__What needs to be done__
Report every line of the data that includes "true".

== Segment start ==

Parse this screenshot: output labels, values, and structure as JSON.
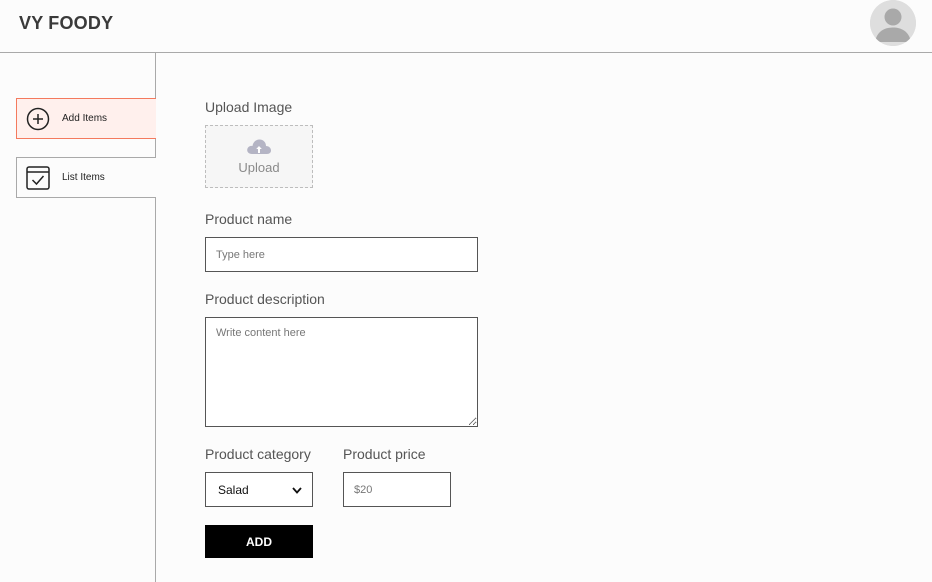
{
  "navbar": {
    "logo": "VY FOODY",
    "avatar_icon": "user-avatar-icon"
  },
  "sidebar": {
    "items": [
      {
        "label": "Add Items",
        "icon": "add-circle-icon",
        "active": true
      },
      {
        "label": "List Items",
        "icon": "checklist-icon",
        "active": false
      }
    ]
  },
  "form": {
    "upload": {
      "label": "Upload Image",
      "button_text": "Upload",
      "icon": "cloud-upload-icon"
    },
    "name": {
      "label": "Product name",
      "placeholder": "Type here",
      "value": ""
    },
    "description": {
      "label": "Product description",
      "placeholder": "Write content here",
      "value": ""
    },
    "category": {
      "label": "Product category",
      "selected": "Salad"
    },
    "price": {
      "label": "Product price",
      "placeholder": "$20",
      "value": ""
    },
    "submit_label": "ADD"
  },
  "colors": {
    "active_bg": "#fff0ed",
    "active_border": "#f47a5e",
    "button_bg": "#000000"
  }
}
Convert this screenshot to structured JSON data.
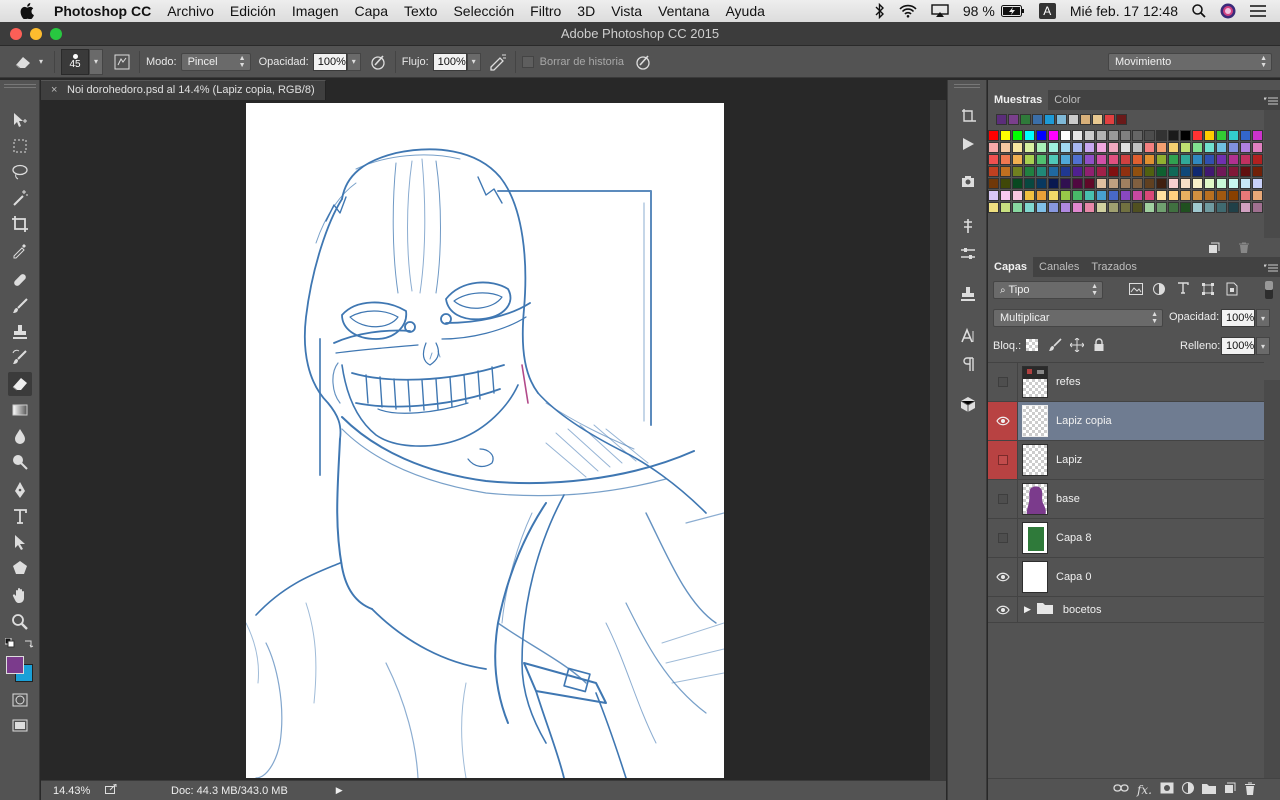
{
  "menubar": {
    "app_name": "Photoshop CC",
    "items": [
      "Archivo",
      "Edición",
      "Imagen",
      "Capa",
      "Texto",
      "Selección",
      "Filtro",
      "3D",
      "Vista",
      "Ventana",
      "Ayuda"
    ],
    "battery": "98 %",
    "input_source": "A",
    "datetime": "Mié feb. 17  12:48"
  },
  "window": {
    "title": "Adobe Photoshop CC 2015"
  },
  "options": {
    "brush_size": "45",
    "mode_label": "Modo:",
    "mode_value": "Pincel",
    "opacity_label": "Opacidad:",
    "opacity_value": "100%",
    "flow_label": "Flujo:",
    "flow_value": "100%",
    "erase_history_label": "Borrar de historia",
    "workspace_value": "Movimiento"
  },
  "document": {
    "tab_title": "Noi dorohedoro.psd al 14.4% (Lapiz copia, RGB/8)",
    "zoom": "14.43%",
    "doc_size": "Doc: 44.3 MB/343.0 MB"
  },
  "swatches_panel": {
    "tabs": [
      "Muestras",
      "Color"
    ],
    "recent": [
      "#5b2d7a",
      "#7a3f8c",
      "#2f7a3a",
      "#3b6ea8",
      "#1d9ad6",
      "#7fb9d8",
      "#cccccc",
      "#d8b07a",
      "#e8c890",
      "#e04040",
      "#6a1a1a"
    ],
    "grid": [
      "#ff0000",
      "#ffff00",
      "#00ff00",
      "#00ffff",
      "#0000ff",
      "#ff00ff",
      "#ffffff",
      "#e6e6e6",
      "#cccccc",
      "#b3b3b3",
      "#999999",
      "#808080",
      "#666666",
      "#4d4d4d",
      "#333333",
      "#1a1a1a",
      "#000000",
      "#ff3333",
      "#ffcc00",
      "#33cc33",
      "#33cccc",
      "#3366cc",
      "#cc33cc",
      "#f7a8a8",
      "#f7c7a0",
      "#f7e6a0",
      "#d8f0a0",
      "#a8f0b8",
      "#a0f0e0",
      "#a0d8f0",
      "#a8b8f0",
      "#c8a8f0",
      "#f0a8e0",
      "#f0a8c0",
      "#e0e0e0",
      "#c0c0c0",
      "#f48080",
      "#f4a070",
      "#f4d070",
      "#c0e070",
      "#80e090",
      "#70e0d0",
      "#70c0e0",
      "#8090e0",
      "#b080e0",
      "#e080c0",
      "#f05050",
      "#f07850",
      "#f0b050",
      "#a8d050",
      "#50c070",
      "#50c8b8",
      "#50a8d8",
      "#5070d0",
      "#9050c8",
      "#d050a8",
      "#e05080",
      "#d04040",
      "#e06030",
      "#e09030",
      "#90b030",
      "#30a050",
      "#30a898",
      "#3088c0",
      "#3050b0",
      "#7030b0",
      "#b03090",
      "#c03060",
      "#b02020",
      "#c04020",
      "#c07020",
      "#708020",
      "#208040",
      "#208878",
      "#2068a0",
      "#203890",
      "#502090",
      "#902070",
      "#a02048",
      "#801010",
      "#903010",
      "#905010",
      "#506010",
      "#106030",
      "#106858",
      "#104878",
      "#102870",
      "#401870",
      "#701858",
      "#801838",
      "#601010",
      "#702008",
      "#703808",
      "#404808",
      "#084820",
      "#084840",
      "#083860",
      "#081850",
      "#301050",
      "#500840",
      "#600828",
      "#e0c0a0",
      "#c0a080",
      "#a08060",
      "#806040",
      "#604020",
      "#402010",
      "#f8d0d0",
      "#f8e0c8",
      "#f8f0c8",
      "#e0f8c8",
      "#c8f8d8",
      "#c8f8f0",
      "#c8e8f8",
      "#c8d0f8",
      "#d8c8f8",
      "#f8c8f0",
      "#f8c8e0",
      "#f0c040",
      "#e8a038",
      "#f0d868",
      "#98c848",
      "#48b868",
      "#48c0b0",
      "#48a0d0",
      "#4868c8",
      "#8848c0",
      "#c848a0",
      "#d84878",
      "#ffe0a0",
      "#ffd080",
      "#e8b060",
      "#d09040",
      "#b87020",
      "#a05810",
      "#884000",
      "#e87878",
      "#e8a878",
      "#f0e080",
      "#c8e080",
      "#88d8a0",
      "#80d8d0",
      "#80c0e8",
      "#8898e0",
      "#b088e0",
      "#e088d0",
      "#e888a8",
      "#d0d0a0",
      "#a0a070",
      "#707040",
      "#505020",
      "#a0d0a0",
      "#70a070",
      "#407040",
      "#205020",
      "#a0c8d0",
      "#709aa0",
      "#406a70",
      "#204048",
      "#d0a0c0",
      "#a07090"
    ]
  },
  "layers_panel": {
    "tabs": [
      "Capas",
      "Canales",
      "Trazados"
    ],
    "filter_value": "Tipo",
    "blend_mode": "Multiplicar",
    "opacity_label": "Opacidad:",
    "opacity_value": "100%",
    "lock_label": "Bloq.:",
    "fill_label": "Relleno:",
    "fill_value": "100%",
    "layers": [
      {
        "name": "refes",
        "visible": false
      },
      {
        "name": "Lapiz copia",
        "visible": true,
        "selected": true
      },
      {
        "name": "Lapiz",
        "visible": false
      },
      {
        "name": "base",
        "visible": false
      },
      {
        "name": "Capa 8",
        "visible": false
      },
      {
        "name": "Capa 0",
        "visible": true
      }
    ],
    "group_name": "bocetos"
  },
  "colors": {
    "foreground": "#7b3b8c",
    "background": "#1aa0d8",
    "sketch_line": "#3f77b2",
    "selected_layer": "#6f7c91",
    "red_visibility": "#b84242"
  }
}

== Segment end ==

__Output__
        "active": true
        "visible": true,
        "selected": true
        "visible": true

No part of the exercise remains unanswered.